Goal of the exercise :: This exercise calls for all the entries that follow to be set down exactly, without their images.

Listed entries ::
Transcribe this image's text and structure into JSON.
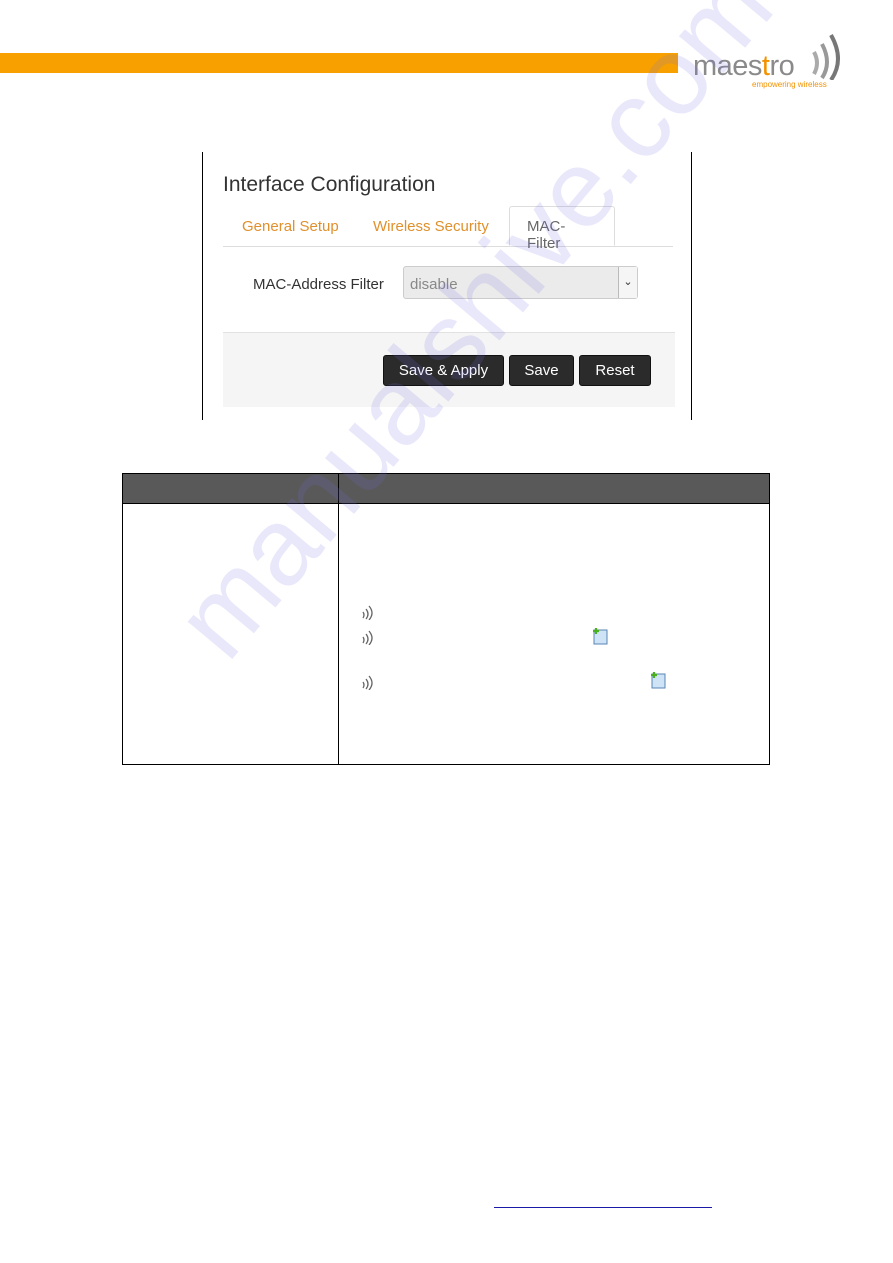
{
  "header": {
    "brand_color": "#f7a000"
  },
  "logo": {
    "text": "maestro",
    "tagline": "empowering wireless"
  },
  "screenshot": {
    "title": "Interface Configuration",
    "tabs": [
      {
        "label": "General Setup",
        "active": false
      },
      {
        "label": "Wireless Security",
        "active": false
      },
      {
        "label": "MAC-Filter",
        "active": true
      }
    ],
    "field": {
      "label": "MAC-Address Filter",
      "value": "disable"
    },
    "buttons": {
      "save_apply": "Save & Apply",
      "save": "Save",
      "reset": "Reset"
    }
  },
  "table": {
    "bullet_icon": "wireless-waves-icon",
    "add_icon": "add-entry-icon"
  },
  "watermark": "manualshive.com"
}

Output of the task ::
Transcribe this image's text and structure into JSON.
{
  "header": {
    "brand_color": "#f7a000"
  },
  "logo": {
    "text": "maestro",
    "tagline": "empowering wireless"
  },
  "screenshot": {
    "title": "Interface Configuration",
    "tabs": [
      {
        "label": "General Setup",
        "active": false
      },
      {
        "label": "Wireless Security",
        "active": false
      },
      {
        "label": "MAC-Filter",
        "active": true
      }
    ],
    "field": {
      "label": "MAC-Address Filter",
      "value": "disable"
    },
    "buttons": {
      "save_apply": "Save & Apply",
      "save": "Save",
      "reset": "Reset"
    }
  },
  "table": {
    "bullet_icon": "wireless-waves-icon",
    "add_icon": "add-entry-icon"
  },
  "watermark": "manualshive.com"
}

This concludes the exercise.